In his search for funds, Clinton is casting a hungry eye on the world's biggest pool of money: $4 trillion worth of pension assets. At least three Cabinet chiefs--Robert B. Reich of Labor, Henry G. Cisneros of Housing & Urban Development, and Federico Pea of Transportation--have urged pension-fund managers to target some of their investments toward public needs. The Clintonites "are absolutely passionate about rebuilding America," says one congressional aide, "and they are desperate to find ways to finance it." But only one small pilot project has gotten under way: Cisneros has joined in a partnership with the AFL-CIO's Housing Investment Trust that will pump $500 million of union pension money into low-income housing.

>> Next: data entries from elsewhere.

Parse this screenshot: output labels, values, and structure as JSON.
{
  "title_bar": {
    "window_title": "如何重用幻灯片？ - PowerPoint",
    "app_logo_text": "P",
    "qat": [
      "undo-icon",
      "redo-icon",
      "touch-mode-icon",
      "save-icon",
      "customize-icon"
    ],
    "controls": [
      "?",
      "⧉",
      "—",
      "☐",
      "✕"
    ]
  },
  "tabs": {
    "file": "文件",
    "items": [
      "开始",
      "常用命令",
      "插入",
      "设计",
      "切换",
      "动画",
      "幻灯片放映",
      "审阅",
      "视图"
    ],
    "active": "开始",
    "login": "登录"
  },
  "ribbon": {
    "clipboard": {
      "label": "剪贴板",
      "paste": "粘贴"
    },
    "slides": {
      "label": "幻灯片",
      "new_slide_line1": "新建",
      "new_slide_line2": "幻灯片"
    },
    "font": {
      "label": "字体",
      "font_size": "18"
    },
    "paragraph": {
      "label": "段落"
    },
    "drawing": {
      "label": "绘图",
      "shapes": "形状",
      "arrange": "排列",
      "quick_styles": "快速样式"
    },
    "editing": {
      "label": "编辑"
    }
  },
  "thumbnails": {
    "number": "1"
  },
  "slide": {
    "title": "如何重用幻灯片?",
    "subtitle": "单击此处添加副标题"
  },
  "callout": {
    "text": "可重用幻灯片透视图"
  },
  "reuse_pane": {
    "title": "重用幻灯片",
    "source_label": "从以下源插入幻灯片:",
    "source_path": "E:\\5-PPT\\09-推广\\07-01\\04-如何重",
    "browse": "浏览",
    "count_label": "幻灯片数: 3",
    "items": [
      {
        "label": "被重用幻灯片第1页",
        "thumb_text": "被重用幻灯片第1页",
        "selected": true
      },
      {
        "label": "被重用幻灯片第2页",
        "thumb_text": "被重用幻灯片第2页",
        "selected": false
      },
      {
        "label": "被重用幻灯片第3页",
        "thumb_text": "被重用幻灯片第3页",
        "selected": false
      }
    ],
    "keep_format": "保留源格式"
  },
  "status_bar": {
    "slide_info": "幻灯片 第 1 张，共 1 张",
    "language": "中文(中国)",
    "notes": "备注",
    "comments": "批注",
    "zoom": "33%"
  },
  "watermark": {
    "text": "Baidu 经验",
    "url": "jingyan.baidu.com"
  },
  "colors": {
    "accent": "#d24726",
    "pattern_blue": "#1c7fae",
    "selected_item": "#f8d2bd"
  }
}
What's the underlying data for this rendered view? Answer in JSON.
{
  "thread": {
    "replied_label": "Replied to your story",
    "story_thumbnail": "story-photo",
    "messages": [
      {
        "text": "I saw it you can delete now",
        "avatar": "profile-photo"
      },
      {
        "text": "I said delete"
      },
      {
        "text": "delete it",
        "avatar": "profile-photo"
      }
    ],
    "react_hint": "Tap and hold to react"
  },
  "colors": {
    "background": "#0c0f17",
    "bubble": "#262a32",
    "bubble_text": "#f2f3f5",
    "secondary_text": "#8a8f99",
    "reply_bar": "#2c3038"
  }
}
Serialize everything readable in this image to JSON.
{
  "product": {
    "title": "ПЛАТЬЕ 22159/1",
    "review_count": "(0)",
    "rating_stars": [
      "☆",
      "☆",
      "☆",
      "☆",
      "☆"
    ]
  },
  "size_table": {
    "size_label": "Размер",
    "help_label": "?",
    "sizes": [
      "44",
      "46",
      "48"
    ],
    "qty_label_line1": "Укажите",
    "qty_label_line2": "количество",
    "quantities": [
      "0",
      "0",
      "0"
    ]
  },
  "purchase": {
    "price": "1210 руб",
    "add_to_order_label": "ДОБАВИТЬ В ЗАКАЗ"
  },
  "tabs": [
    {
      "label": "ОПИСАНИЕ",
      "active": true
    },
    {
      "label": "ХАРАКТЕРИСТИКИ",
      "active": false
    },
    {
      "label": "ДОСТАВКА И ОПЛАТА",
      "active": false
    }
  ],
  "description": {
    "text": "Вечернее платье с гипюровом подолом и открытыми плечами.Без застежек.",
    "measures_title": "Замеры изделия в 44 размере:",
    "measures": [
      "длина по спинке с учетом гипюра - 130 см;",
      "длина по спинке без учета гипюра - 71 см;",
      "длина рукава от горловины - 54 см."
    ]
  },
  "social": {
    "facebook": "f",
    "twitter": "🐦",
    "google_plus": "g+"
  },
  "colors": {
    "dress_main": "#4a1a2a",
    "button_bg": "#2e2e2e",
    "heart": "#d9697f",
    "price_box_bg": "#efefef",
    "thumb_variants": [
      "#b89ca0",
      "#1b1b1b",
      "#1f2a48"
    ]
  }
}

FEW OPTIONS. Clintonites came to Washington gung-ho for turning pension assets into public infrastructure. But while they are pressing ahead with a sweeping review of pension policy, officials don't expect much action this year. So far, they haven't found a way both to boost public investment and protect retirement money. Congress is already worried about the solvency of the Pension Benefit Guaranty Corp., which insures private pensions. Any attempt to push plans into taking bigger risks will meet stiff resistance both on Capitol Hill and from pension-fund administrators.
Alternative routes to the pension pot of gold face similar opposition. Administration officials have discussed taxing the assets of plans or setting targets of, say, 5% of assets to be earmarked for social investment. At least half a dozen states have set investment goals for public-employee funds, but most have failed to meet the targets because available opportunities are too risky.
But don't underestimate Clinton. He could settle on a federal revolving fund that would provide seed money to encourage private infrastructure-investment. Trouble is, he doesn't have the money to get such a program off the ground. There is a less expensive alternative, proposed earlier this year by a congressional infrastructure commission. It recommended federal loan guarantees to insure pension investments in roads, bridges, and the like. But Clinton aides are wary of yet another quasi-governmental enterprise that will create liabilities for the Treasury.
FRESH PLAY. In the short term, Clinton may settle for symbolic efforts and a lot of jawboning. Some aides favor a national data base, which would offer a list of projects for pension investors to peruse. That may appeal to some pension fund managers, who face their own challenge. Thanks to low interest rates and a stagnant stock market, high returns are hard to find. So they are interested in the potentially high yield from privatized infrastructure.
Since pension law already permits such investments, activity could easily pick up. "Structured properly, there's an appetite to finance these projects in the private market, even without government guarantees," says Eileen Austin, a partner at Elkind & Austin, Los Angeles consultants. "The government's role may be to encourage them from the bully pulpit." For now, that may be all that Bill Clinton--whose will is so much greater than his wallet--can afford.